Extracted records
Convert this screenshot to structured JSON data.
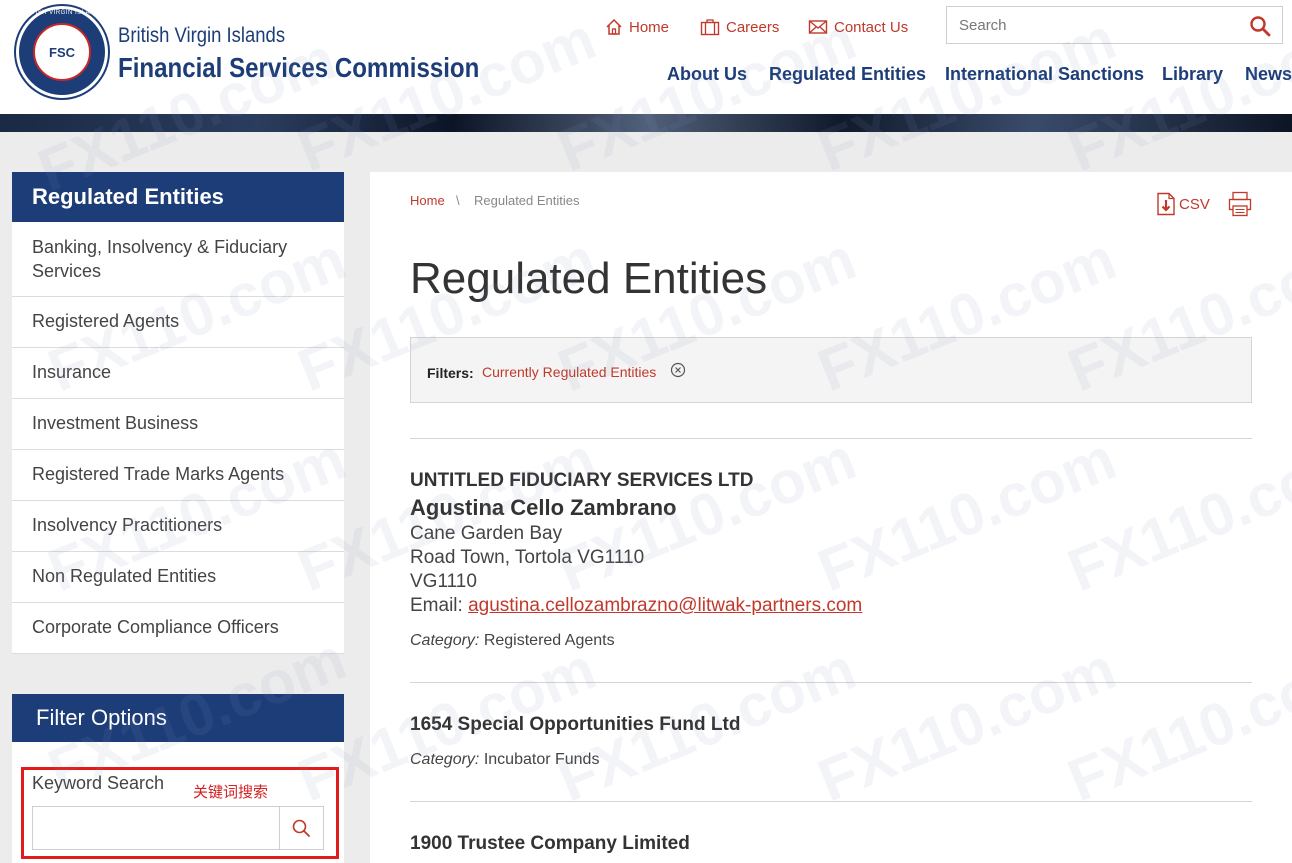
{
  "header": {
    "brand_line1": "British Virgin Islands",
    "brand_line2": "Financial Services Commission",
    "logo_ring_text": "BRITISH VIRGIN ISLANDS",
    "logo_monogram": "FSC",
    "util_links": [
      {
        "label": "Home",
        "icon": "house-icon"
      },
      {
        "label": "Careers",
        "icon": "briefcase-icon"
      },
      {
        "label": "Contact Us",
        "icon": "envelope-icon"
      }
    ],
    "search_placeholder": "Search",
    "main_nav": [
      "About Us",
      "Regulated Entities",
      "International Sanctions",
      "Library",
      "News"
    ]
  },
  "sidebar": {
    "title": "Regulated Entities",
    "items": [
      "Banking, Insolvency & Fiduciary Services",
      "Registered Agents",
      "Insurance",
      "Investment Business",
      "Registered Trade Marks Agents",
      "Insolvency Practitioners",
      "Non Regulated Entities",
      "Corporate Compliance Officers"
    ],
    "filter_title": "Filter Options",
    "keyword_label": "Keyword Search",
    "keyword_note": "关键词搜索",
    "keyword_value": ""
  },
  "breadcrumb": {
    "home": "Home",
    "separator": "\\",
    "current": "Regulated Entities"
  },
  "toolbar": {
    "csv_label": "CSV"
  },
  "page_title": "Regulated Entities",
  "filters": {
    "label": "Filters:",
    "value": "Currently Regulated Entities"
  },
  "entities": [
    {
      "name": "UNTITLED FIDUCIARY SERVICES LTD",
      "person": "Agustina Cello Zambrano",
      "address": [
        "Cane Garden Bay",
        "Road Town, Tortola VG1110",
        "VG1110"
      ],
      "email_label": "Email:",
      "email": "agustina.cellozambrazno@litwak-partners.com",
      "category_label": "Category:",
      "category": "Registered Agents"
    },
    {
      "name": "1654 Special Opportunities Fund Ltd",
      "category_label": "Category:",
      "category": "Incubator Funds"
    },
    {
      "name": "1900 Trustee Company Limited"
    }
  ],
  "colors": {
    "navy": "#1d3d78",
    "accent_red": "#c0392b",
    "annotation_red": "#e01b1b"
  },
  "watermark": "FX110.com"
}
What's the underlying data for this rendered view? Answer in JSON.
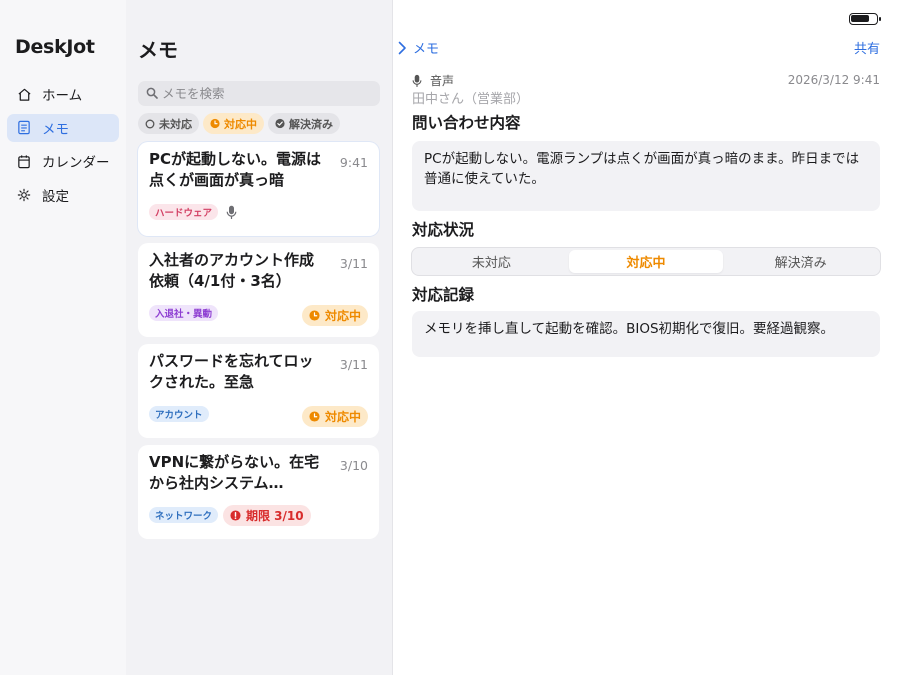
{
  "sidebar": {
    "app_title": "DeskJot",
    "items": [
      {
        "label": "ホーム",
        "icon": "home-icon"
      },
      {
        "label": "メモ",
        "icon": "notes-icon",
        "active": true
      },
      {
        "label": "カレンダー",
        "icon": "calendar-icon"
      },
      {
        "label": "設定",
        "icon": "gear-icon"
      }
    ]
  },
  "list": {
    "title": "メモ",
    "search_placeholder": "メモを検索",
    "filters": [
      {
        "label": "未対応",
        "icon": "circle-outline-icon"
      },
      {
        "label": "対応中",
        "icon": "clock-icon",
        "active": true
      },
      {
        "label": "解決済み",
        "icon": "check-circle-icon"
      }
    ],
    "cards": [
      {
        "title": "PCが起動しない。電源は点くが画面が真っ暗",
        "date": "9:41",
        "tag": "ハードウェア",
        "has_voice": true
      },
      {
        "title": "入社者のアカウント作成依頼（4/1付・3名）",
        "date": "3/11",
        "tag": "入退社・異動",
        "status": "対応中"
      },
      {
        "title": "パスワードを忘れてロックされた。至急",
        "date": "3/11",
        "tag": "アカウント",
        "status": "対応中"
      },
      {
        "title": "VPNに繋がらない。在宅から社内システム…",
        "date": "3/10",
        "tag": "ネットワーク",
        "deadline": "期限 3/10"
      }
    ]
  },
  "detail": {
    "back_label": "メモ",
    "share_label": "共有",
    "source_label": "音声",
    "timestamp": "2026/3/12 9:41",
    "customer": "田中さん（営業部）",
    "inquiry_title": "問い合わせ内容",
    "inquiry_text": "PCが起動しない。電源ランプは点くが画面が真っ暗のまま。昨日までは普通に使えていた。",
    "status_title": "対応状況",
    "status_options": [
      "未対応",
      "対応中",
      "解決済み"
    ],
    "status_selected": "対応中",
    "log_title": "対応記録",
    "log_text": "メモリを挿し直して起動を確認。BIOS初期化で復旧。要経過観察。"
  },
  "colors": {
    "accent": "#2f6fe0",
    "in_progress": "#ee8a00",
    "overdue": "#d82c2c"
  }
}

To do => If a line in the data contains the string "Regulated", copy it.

Answer for the task =>
      "Regulated Entities",
    "title": "Regulated Entities",
      "Non Regulated Entities",
    "current": "Regulated Entities"
  "page_title": "Regulated Entities",
    "value": "Currently Regulated Entities"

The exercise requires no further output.